'''

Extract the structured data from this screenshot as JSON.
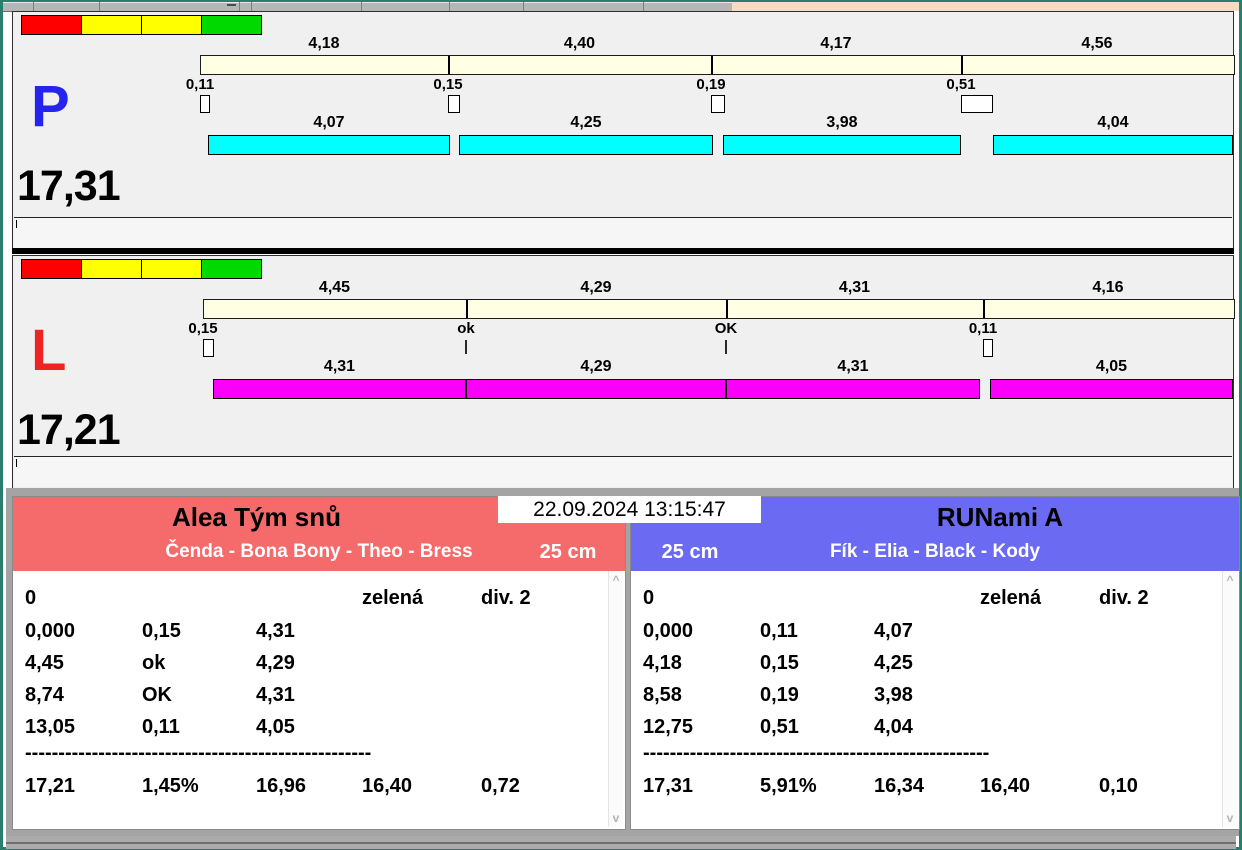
{
  "colors": {
    "window_border": "#2b7d6d",
    "panel_bg": "#f0f0f0",
    "split_bar": "#ffffe3",
    "lane_p_bar": "#00ffff",
    "lane_l_bar": "#fa00fa",
    "team_left_header": "#f56a6a",
    "team_right_header": "#6a6af2",
    "legend": [
      "#fe0000",
      "#ffff00",
      "#ffff00",
      "#00d900"
    ]
  },
  "datetime": "22.09.2024 13:15:47",
  "lanes": [
    {
      "letter": "P",
      "letter_color": "#2424ee",
      "total": "17,31",
      "splits": [
        "4,18",
        "4,40",
        "4,17",
        "4,56"
      ],
      "exchanges": [
        {
          "label": "0,11",
          "marker": "box",
          "w": 8
        },
        {
          "label": "0,15",
          "marker": "box",
          "w": 10
        },
        {
          "label": "0,19",
          "marker": "box",
          "w": 12
        },
        {
          "label": "0,51",
          "marker": "box",
          "w": 30
        }
      ],
      "runs": [
        "4,07",
        "4,25",
        "3,98",
        "4,04"
      ],
      "run_color": "#00ffff",
      "boundaries": [
        197,
        445,
        708,
        958,
        1230
      ],
      "run_segments": [
        [
          205,
          447
        ],
        [
          456,
          710
        ],
        [
          720,
          958
        ],
        [
          990,
          1230
        ]
      ]
    },
    {
      "letter": "L",
      "letter_color": "#ee2424",
      "total": "17,21",
      "splits": [
        "4,45",
        "4,29",
        "4,31",
        "4,16"
      ],
      "exchanges": [
        {
          "label": "0,15",
          "marker": "box",
          "w": 9
        },
        {
          "label": "ok",
          "marker": "tick"
        },
        {
          "label": "OK",
          "marker": "tick"
        },
        {
          "label": "0,11",
          "marker": "box",
          "w": 8
        }
      ],
      "runs": [
        "4,31",
        "4,29",
        "4,31",
        "4,05"
      ],
      "run_color": "#fa00fa",
      "boundaries": [
        200,
        463,
        723,
        980,
        1230
      ],
      "run_segments": [
        [
          210,
          463
        ],
        [
          463,
          723
        ],
        [
          723,
          977
        ],
        [
          987,
          1230
        ]
      ]
    }
  ],
  "teams": [
    {
      "name": "Alea Tým snů",
      "members": "Čenda - Bona Bony - Theo - Bress",
      "distance": "25 cm",
      "header_color": "#f56a6a",
      "rows": [
        [
          "0",
          "",
          "",
          "zelená",
          "div. 2"
        ],
        [
          "0,000",
          "0,15",
          "4,31",
          "",
          ""
        ],
        [
          "4,45",
          "ok",
          "4,29",
          "",
          ""
        ],
        [
          "8,74",
          "OK",
          "4,31",
          "",
          ""
        ],
        [
          "13,05",
          "0,11",
          "4,05",
          "",
          ""
        ]
      ],
      "separator": "----------------------------------------------------",
      "totals": [
        "17,21",
        "1,45%",
        "16,96",
        "16,40",
        "0,72"
      ]
    },
    {
      "name": "RUNami A",
      "members": "Fík - Elia - Black - Kody",
      "distance": "25 cm",
      "header_color": "#6a6af2",
      "rows": [
        [
          "0",
          "",
          "",
          "zelená",
          "div. 2"
        ],
        [
          "0,000",
          "0,11",
          "4,07",
          "",
          ""
        ],
        [
          "4,18",
          "0,15",
          "4,25",
          "",
          ""
        ],
        [
          "8,58",
          "0,19",
          "3,98",
          "",
          ""
        ],
        [
          "12,75",
          "0,51",
          "4,04",
          "",
          ""
        ]
      ],
      "separator": "----------------------------------------------------",
      "totals": [
        "17,31",
        "5,91%",
        "16,34",
        "16,40",
        "0,10"
      ]
    }
  ],
  "scrollbar": {
    "up": "^",
    "down": "v"
  }
}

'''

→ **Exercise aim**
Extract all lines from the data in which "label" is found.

→ **Your response**
          "label": "0,11",
          "label": "0,15",
          "label": "0,19",
          "label": "0,51",
          "label": "0,15",
          "label": "ok",
          "label": "OK",
          "label": "0,11",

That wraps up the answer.